The learning and development profession is filled with intelligent, committed and experienced individuals, who appreciate the relevance and importance of the profession to businesses.

Yet within the profession, there is a distinct lack of belief in the ability to truly create business outcomes through guaranteed behavioral change post-learning. Many think behavioral change is difficult. Others label business outcomes post-learning as the ‘holy grail of learning.’

Granted, the measurement can be tricky, but when organizations see people changing post-learning, they become less worried about the specific numbers beneath it.

If positive business changes post-learning aren’t being created, then what is the point? Why should learning and development have an increased budget?

Capturing the barriers to change has provided insight to where the problem lies, but this has been known for years. It has also provided the profession an ‘out.’

In a study by Huczynski & Lewis (1980), “the management style and attitudes of the trainee’s boss were found to be the single most important factor in management training transfer.”

Many organizations have tried for years to get a higher level of manager engagement to the learning process, some have succeeded, but many have not. Interestingly it’s almost a chicken and egg scenario – until learning contributes towards business outcomes, the managers don’t want to engage. Yet until managers get involved, learning can’t contribute to business outcomes. The level that managers can contribute and embed the learning all depends on the maturity and current capability of the organization.

The belief that it is the manager’s role to work with the participant post-learning to create change and deliver outcomes is a myth that limits thinking.

Let’s embrace new thinking as learning and development professionals and own the behavioral change post-learning by creating a robust learning transfer process.

Some simple analytics will help you build your case as to who (whether it is you, the manager, an internal team or external specialists) that supports the process. Once you start to show a change of initiatives, then you can work closer within the business on future programs.

The fundamental requirement within a robust learning transfer process is self-reflection. Ensure the reflection has three key elements:

  • It should be specific to the individual, not as a group. It’s about them being honest with themselves.
  • It should have structure focusing on the actions they have committed to implementing post-learning. Self-rating is an easy way to capture information as a starting point.
  • It should hold individuals accountable to prioritizing the learning and implementation of changes for long term gain and business outcomes.

The most important of those three is accountability. In today’s complex adaptive systems that many organizations are, where people are moving away from the old command and control style of leadership, accountability has become a bit of a dirty word. There is a need for a fresh perspective on how accountability is viewed. Focus must be given to holding the individuals accountable to themselves. This will create the most profound, powerful and sustainable change. It is essential and fundamental to the learning transfer process.
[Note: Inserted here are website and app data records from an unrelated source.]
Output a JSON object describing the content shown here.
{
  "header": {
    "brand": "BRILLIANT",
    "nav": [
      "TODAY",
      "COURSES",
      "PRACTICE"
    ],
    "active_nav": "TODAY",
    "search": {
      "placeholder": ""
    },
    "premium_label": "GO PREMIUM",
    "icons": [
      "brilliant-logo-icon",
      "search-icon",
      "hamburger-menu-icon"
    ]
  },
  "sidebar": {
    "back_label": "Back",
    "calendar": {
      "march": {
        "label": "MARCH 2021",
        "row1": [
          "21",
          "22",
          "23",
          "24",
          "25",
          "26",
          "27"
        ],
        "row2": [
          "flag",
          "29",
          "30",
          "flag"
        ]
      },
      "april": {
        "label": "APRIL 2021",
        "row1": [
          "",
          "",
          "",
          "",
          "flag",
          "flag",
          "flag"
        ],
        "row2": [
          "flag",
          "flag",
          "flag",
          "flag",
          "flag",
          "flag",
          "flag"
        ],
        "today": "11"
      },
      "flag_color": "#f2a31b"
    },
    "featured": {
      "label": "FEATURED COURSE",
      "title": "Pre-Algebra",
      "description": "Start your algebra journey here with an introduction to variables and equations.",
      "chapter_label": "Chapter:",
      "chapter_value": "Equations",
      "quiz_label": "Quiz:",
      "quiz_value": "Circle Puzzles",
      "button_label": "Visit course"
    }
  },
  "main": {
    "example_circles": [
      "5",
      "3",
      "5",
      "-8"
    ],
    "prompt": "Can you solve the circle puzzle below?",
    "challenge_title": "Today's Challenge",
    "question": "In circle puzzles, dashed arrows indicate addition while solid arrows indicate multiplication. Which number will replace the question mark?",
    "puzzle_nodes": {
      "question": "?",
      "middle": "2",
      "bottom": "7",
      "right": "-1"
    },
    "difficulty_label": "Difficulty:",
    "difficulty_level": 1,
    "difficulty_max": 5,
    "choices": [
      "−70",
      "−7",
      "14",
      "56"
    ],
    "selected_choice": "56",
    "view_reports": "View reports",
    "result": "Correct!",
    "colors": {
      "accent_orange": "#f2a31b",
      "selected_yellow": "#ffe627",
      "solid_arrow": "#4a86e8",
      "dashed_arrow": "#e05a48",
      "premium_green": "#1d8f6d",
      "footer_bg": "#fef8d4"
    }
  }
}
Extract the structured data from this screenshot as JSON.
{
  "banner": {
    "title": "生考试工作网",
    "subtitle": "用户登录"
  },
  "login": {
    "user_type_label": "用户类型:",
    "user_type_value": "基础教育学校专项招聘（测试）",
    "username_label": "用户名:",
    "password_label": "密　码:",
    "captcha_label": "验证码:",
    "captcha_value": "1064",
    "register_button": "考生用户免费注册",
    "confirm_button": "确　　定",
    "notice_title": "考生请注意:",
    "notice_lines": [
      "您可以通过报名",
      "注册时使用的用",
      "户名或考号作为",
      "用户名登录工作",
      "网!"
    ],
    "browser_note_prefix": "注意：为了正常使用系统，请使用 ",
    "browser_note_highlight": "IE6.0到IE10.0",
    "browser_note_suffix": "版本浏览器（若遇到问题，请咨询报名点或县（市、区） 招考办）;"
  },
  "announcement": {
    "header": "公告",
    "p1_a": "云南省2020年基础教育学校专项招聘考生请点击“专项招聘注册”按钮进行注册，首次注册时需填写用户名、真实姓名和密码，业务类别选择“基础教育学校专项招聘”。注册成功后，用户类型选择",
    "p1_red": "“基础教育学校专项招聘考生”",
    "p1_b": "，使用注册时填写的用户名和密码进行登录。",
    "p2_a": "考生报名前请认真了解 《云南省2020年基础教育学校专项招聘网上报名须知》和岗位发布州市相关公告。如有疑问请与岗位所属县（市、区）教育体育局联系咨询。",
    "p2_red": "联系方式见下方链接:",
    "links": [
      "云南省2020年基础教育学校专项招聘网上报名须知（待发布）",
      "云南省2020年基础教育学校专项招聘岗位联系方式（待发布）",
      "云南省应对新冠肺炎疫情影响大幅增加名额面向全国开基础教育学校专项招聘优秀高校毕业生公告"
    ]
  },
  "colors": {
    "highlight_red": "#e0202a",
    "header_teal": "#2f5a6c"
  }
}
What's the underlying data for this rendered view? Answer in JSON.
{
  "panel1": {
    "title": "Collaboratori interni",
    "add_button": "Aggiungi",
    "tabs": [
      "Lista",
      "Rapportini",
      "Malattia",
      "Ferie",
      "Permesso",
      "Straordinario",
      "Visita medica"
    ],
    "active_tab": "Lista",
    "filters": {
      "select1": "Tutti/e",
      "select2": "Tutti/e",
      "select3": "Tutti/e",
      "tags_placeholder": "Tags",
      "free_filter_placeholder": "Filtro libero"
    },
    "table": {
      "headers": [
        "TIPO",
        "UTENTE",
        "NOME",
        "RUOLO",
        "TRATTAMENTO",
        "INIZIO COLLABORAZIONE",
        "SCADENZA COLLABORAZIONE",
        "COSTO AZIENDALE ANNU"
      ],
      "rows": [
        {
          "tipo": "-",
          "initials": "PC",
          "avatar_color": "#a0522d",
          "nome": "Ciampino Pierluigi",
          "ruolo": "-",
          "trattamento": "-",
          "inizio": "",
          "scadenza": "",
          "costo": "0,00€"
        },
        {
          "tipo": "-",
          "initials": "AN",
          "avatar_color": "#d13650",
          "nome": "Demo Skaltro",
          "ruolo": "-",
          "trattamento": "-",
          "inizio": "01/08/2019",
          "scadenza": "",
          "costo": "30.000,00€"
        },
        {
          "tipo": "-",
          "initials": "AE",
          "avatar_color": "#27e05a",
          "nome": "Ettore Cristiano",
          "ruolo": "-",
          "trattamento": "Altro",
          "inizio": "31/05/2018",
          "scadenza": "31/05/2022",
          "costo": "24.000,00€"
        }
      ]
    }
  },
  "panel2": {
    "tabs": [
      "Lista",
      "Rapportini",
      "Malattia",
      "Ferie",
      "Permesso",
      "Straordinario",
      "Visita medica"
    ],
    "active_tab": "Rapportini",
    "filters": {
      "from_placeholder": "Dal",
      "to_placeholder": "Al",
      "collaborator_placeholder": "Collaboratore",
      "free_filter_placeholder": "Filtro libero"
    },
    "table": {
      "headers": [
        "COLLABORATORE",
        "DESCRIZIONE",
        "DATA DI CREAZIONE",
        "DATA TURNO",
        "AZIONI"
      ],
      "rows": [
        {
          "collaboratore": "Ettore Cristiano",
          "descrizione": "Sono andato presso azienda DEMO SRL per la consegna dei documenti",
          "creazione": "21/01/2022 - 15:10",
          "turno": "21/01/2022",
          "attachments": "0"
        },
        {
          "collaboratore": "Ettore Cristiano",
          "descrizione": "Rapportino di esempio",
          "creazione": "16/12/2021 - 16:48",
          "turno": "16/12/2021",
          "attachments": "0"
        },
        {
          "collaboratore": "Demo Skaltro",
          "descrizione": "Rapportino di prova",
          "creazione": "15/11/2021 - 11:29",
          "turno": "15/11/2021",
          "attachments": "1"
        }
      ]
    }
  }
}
As the learning transfer discussion grows, the argument will come up of internal vs. external, face-to-face vs. online and so on. Even if you choose internal, the most effective method for self-reflection is delivery by mobile.

So, if you are reading this as a learning professional, be bold and step up to the ownership of change post-learning.